# What is required
Every record must be repeated precisely as it stands.

====== Dataset ======

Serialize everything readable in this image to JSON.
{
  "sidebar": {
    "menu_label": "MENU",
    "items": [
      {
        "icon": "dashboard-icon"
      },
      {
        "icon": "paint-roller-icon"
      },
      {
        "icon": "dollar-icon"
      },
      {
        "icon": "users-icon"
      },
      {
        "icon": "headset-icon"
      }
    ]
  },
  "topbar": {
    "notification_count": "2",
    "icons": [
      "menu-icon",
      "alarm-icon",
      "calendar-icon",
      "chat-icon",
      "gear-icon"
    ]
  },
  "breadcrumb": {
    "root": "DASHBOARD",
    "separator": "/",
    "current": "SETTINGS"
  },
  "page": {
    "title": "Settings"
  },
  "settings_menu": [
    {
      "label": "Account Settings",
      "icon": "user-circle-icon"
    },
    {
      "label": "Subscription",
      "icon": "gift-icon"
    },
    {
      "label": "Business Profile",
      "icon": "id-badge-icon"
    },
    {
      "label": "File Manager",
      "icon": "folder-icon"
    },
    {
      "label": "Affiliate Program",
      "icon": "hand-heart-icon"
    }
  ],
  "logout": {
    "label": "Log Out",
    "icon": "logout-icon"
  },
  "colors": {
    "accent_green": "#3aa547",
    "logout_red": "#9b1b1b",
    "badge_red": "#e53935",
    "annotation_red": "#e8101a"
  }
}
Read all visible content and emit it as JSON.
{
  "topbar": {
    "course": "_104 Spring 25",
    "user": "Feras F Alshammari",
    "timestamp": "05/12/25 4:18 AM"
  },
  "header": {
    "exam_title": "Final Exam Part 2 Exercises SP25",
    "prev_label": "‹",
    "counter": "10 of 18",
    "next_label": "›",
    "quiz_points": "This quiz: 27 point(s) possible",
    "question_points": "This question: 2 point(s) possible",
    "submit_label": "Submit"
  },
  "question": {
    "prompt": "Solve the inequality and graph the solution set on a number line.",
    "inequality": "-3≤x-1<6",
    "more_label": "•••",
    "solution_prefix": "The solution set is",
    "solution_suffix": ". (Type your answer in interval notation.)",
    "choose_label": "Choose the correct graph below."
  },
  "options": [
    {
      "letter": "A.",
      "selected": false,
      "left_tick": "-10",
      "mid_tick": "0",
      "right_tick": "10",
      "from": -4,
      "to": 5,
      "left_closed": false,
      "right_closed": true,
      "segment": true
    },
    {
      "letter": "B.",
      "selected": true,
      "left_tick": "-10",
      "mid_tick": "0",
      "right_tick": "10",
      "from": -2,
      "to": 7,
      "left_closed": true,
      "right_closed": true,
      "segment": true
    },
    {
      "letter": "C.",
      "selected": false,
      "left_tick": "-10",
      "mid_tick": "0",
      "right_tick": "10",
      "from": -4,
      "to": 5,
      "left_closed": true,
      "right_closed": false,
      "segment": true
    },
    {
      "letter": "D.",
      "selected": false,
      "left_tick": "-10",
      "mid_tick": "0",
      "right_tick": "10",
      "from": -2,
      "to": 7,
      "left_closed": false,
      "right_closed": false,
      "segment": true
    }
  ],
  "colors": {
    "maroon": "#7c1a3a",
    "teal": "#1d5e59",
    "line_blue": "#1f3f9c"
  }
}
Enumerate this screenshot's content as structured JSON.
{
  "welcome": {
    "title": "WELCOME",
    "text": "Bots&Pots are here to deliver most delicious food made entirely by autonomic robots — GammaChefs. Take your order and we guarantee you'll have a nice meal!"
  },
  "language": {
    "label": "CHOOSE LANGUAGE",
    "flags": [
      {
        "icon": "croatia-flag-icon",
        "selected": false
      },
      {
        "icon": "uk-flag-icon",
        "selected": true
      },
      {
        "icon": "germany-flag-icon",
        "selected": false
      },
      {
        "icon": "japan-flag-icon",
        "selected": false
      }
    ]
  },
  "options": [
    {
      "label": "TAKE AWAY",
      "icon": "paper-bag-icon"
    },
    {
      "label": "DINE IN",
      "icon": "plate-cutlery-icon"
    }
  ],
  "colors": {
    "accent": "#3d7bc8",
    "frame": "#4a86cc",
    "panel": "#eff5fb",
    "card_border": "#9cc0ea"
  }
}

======

# Task answer
Serialize everything readable in this image to JSON.
{
  "sidebar": {
    "menu_label": "MENU",
    "items": [
      {
        "icon": "dashboard-icon"
      },
      {
        "icon": "paint-roller-icon"
      },
      {
        "icon": "dollar-icon"
      },
      {
        "icon": "users-icon"
      },
      {
        "icon": "headset-icon"
      }
    ]
  },
  "topbar": {
    "notification_count": "2",
    "icons": [
      "menu-icon",
      "alarm-icon",
      "calendar-icon",
      "chat-icon",
      "gear-icon"
    ]
  },
  "breadcrumb": {
    "root": "DASHBOARD",
    "separator": "/",
    "current": "SETTINGS"
  },
  "page": {
    "title": "Settings"
  },
  "settings_menu": [
    {
      "label": "Account Settings",
      "icon": "user-circle-icon"
    },
    {
      "label": "Subscription",
      "icon": "gift-icon"
    },
    {
      "label": "Business Profile",
      "icon": "id-badge-icon"
    },
    {
      "label": "File Manager",
      "icon": "folder-icon"
    },
    {
      "label": "Affiliate Program",
      "icon": "hand-heart-icon"
    }
  ],
  "logout": {
    "label": "Log Out",
    "icon": "logout-icon"
  },
  "colors": {
    "accent_green": "#3aa547",
    "logout_red": "#9b1b1b",
    "badge_red": "#e53935",
    "annotation_red": "#e8101a"
  }
}
Read all visible content and emit it as JSON.
{
  "topbar": {
    "course": "_104 Spring 25",
    "user": "Feras F Alshammari",
    "timestamp": "05/12/25 4:18 AM"
  },
  "header": {
    "exam_title": "Final Exam Part 2 Exercises SP25",
    "prev_label": "‹",
    "counter": "10 of 18",
    "next_label": "›",
    "quiz_points": "This quiz: 27 point(s) possible",
    "question_points": "This question: 2 point(s) possible",
    "submit_label": "Submit"
  },
  "question": {
    "prompt": "Solve the inequality and graph the solution set on a number line.",
    "inequality": "-3≤x-1<6",
    "more_label": "•••",
    "solution_prefix": "The solution set is",
    "solution_suffix": ". (Type your answer in interval notation.)",
    "choose_label": "Choose the correct graph below."
  },
  "options": [
    {
      "letter": "A.",
      "selected": false,
      "left_tick": "-10",
      "mid_tick": "0",
      "right_tick": "10",
      "from": -4,
      "to": 5,
      "left_closed": false,
      "right_closed": true,
      "segment": true
    },
    {
      "letter": "B.",
      "selected": true,
      "left_tick": "-10",
      "mid_tick": "0",
      "right_tick": "10",
      "from": -2,
      "to": 7,
      "left_closed": true,
      "right_closed": true,
      "segment": true
    },
    {
      "letter": "C.",
      "selected": false,
      "left_tick": "-10",
      "mid_tick": "0",
      "right_tick": "10",
      "from": -4,
      "to": 5,
      "left_closed": true,
      "right_closed": false,
      "segment": true
    },
    {
      "letter": "D.",
      "selected": false,
      "left_tick": "-10",
      "mid_tick": "0",
      "right_tick": "10",
      "from": -2,
      "to": 7,
      "left_closed": false,
      "right_closed": false,
      "segment": true
    }
  ],
  "colors": {
    "maroon": "#7c1a3a",
    "teal": "#1d5e59",
    "line_blue": "#1f3f9c"
  }
}
Enumerate this screenshot's content as structured JSON.
{
  "welcome": {
    "title": "WELCOME",
    "text": "Bots&Pots are here to deliver most delicious food made entirely by autonomic robots — GammaChefs. Take your order and we guarantee you'll have a nice meal!"
  },
  "language": {
    "label": "CHOOSE LANGUAGE",
    "flags": [
      {
        "icon": "croatia-flag-icon",
        "selected": false
      },
      {
        "icon": "uk-flag-icon",
        "selected": true
      },
      {
        "icon": "germany-flag-icon",
        "selected": false
      },
      {
        "icon": "japan-flag-icon",
        "selected": false
      }
    ]
  },
  "options": [
    {
      "label": "TAKE AWAY",
      "icon": "paper-bag-icon"
    },
    {
      "label": "DINE IN",
      "icon": "plate-cutlery-icon"
    }
  ],
  "colors": {
    "accent": "#3d7bc8",
    "frame": "#4a86cc",
    "panel": "#eff5fb",
    "card_border": "#9cc0ea"
  }
}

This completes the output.